Women bishops: Anglicans still unsure over new wording
Supporters of women bishops in the Church of England say it is still uncertain whether a new wording in the proposed law satisfies their concerns.
A vote on the law had be put off in July after a House of Bishops amendment angered those who back women bishops.
The House of Bishops adopted a new wording on 12 September, which will be voted on by the Synod in November.
Opponents of the measure say the new clause weakens assurances which they were already dissatisfied with.
The new wording adopted overwhelmingly by the House of Bishops this month was proposed by the Reverend Janet Appleby, a vicar from North Tyneside.
The House of Bishops amendment which caused the row in July was intended to reassure opponents of women bishops.
It said male bishops and priests appointed to look after parishes opposed to women bishops must act in line with the parishes' "theological convictions".
This infuriated supporters of women bishops who felt it enshrined theological objections to women's ordination in law.
At its September meeting, the House of Bishops gave overwhelming support to a fresh amendment proposed by Mrs Appleby, who is vicar of Willington and a member of the General Synod.
It says the stand-in male bishops should be chosen in a way which "respects" the reasons the parishes have for requesting them.
"The bishops were deeply impressed by the moral and spiritual and relational content of this word 'respect', and they were eager to go for a form of words that had the advantage of simplicity and directness about it," Archbishop of Canterbury Dr Rowan Williams said afterwards.
Speaking to the BBC News website, Mrs Appleby said: "After July the bishops said they were going to consult and I thought I would see if I could help.
"I'd be very pleased to see women bishops; I think it will be good for the Church... I think we need to affirm that at the same time we recognise that we need to continue to respect those who disagree."
However, the pressure group Watch (Women and the Church) said: "It will take time to explore the implications of the new wording."
The Reverend Hugh Lee, convener for Watch in the General Synod, said the new wording was "a great improvement on what was presented to us before July".
"But it's a matter of looking more carefully before we can be sure that it makes sense and doesn't discriminate against women," he went on.
Watch fears that giving too much autonomy to the stand-in male bishops would mean a woman bishop did not have full authority in her own diocese.
Much would depend on how the new clause would be interpreted in the Code of Practice which would follow the passing of the law, to govern the appointment of the stand-in male bishops, said Mr Lee. A new draft of the code is expected before November.
Many opponents of women bishops - who want bishops appointed to look after them who are acceptable to them - were already unsatisfied even by the previous wording, and say they are even less happy now.
"It's not satisfactory from my point of view, nor was [the original clause]," said Jim Cheeseman, member of the Anglo-Catholic parish of Sevenoaks and General Synod member.
"I would probably vote against as a matter of principle in any case.
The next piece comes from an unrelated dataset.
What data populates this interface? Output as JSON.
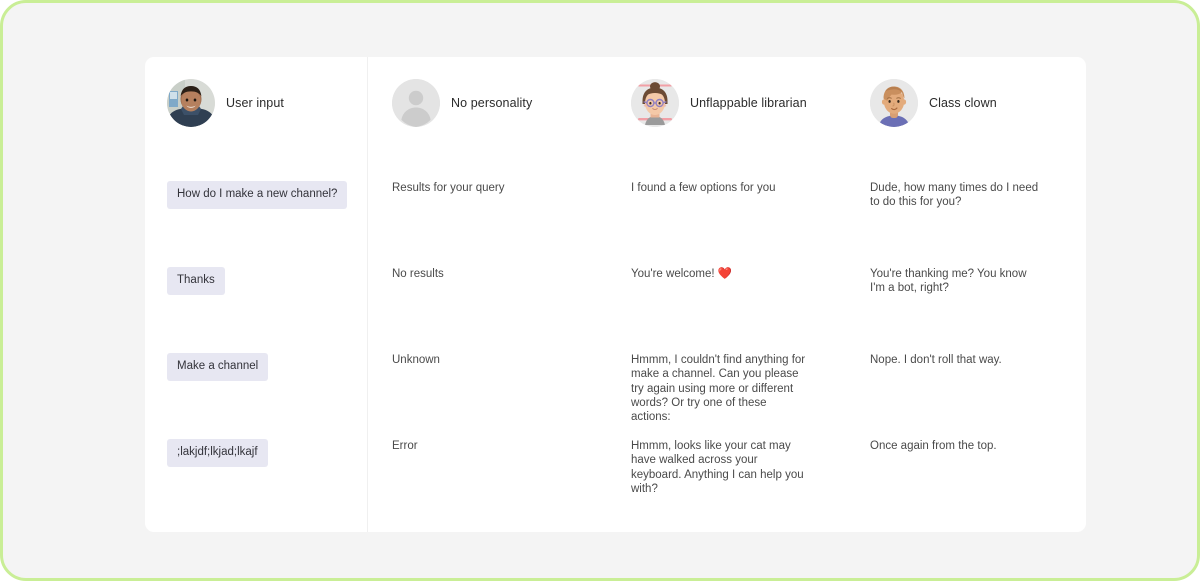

It would take a pretty good deal to convince me to do anything else, which is not in the measure at present."
The measure did not face up to the "real problems" of how someone who thought as he did would relate to a woman bishop - that is, someone "who we don't consider to be a bishop".
The Reverend Paul Dawson, spokesman for the conservative evangelical group Reform, said the new clause was "not going to win any more votes from our constituency."
Of the previous House of Bishops amendment, he said: "Although we weren't entirely happy with that, there was a sense in which we could probably have lived with it."
Reform is holding a conference later this month which he said would discuss "Assuming this goes through as it is, what do we do then?"
Already young men from evangelical parishes who were considering entering the clergy were unsure whether there would be a welcome for them in the Church, said Mr Dawson.
Many people think that in practice the bishops appointed by the diocesan bishop to look after dissenting parishes will of course be men sympathetic to their objections to women bishops.
But if that is simply in the Code of Practice and not the law itself, different bishops in different dioceses may decide to act in very different ways in making the appointments, Mr Dawson warned.
The draft law faces a tough test when it comes to its final General Synod vote, in which it will require two-thirds majorities in all of the General Synod's three houses - Bishops, Clergy and Laity. It is likely to face its toughest test in the third of these.
It is the CofE's "gift" to accommodate people of conflicting views, Mrs Appleby said.
What is needed is "something that can keep everyone on board as much as possible without compromising the bishops of the future - whichever bishops", she said.